◆ What you have to do:
Scan the entries for the word "data", and copy every line where it appears.

(Items from an interface collection)

----

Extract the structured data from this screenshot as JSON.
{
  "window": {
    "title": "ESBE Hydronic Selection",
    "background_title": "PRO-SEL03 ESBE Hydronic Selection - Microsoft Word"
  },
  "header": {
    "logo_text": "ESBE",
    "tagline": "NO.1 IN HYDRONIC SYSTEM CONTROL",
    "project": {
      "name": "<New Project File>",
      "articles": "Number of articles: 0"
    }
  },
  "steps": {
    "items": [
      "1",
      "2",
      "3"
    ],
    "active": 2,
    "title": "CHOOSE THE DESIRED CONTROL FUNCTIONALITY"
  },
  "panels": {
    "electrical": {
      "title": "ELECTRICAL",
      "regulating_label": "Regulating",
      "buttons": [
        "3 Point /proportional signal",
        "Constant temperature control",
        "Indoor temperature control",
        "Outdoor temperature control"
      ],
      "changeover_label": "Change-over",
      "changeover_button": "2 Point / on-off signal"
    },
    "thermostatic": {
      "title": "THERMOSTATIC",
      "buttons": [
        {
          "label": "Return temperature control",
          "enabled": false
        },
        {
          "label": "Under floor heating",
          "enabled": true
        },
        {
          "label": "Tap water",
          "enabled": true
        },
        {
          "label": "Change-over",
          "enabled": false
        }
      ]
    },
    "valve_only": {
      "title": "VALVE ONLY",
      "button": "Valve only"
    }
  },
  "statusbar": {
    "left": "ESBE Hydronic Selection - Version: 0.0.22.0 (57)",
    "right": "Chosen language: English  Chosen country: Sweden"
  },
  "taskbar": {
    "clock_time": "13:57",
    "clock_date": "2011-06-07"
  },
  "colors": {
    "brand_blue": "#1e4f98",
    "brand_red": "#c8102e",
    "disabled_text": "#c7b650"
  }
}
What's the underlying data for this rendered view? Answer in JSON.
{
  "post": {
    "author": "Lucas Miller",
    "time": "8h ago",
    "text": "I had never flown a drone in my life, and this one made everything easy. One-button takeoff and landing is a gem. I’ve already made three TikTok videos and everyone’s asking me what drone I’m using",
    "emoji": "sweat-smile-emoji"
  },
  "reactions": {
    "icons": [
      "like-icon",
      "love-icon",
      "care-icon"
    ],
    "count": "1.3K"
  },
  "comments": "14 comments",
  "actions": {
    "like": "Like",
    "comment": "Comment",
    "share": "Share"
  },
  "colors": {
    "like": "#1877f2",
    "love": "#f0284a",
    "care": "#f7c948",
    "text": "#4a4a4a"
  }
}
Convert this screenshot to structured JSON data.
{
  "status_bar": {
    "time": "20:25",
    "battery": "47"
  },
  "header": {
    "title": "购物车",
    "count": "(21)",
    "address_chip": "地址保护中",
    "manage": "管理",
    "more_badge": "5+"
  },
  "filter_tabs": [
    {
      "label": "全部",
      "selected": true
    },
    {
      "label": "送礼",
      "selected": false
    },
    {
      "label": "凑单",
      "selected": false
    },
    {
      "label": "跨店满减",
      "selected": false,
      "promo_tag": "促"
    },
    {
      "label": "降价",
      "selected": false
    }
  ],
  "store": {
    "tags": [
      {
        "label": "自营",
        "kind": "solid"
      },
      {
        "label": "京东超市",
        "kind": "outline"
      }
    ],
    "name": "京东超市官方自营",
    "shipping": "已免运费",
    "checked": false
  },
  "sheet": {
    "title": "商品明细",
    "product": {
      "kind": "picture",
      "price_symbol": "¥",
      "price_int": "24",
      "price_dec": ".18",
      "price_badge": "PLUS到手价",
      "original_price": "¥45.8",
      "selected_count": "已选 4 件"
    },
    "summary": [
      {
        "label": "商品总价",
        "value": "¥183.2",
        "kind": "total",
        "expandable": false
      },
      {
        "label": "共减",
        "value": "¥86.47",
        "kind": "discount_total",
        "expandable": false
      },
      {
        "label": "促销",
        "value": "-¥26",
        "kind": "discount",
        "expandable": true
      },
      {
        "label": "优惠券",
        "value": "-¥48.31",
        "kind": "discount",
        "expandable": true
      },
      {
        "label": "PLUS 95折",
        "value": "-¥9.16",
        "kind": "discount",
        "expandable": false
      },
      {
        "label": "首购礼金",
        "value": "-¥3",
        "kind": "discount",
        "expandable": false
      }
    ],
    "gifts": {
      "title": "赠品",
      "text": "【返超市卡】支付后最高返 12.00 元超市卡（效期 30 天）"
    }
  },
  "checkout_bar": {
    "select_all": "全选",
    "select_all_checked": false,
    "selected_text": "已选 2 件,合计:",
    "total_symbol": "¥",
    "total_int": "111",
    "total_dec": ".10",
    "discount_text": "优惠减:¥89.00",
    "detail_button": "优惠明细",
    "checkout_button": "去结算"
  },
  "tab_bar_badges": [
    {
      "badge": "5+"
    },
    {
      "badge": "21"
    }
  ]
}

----

◆ Answer area:
Extract the structured data from this screenshot as JSON.
What's the underlying data for this rendered view? Answer in JSON.
Convert this screenshot to structured JSON data.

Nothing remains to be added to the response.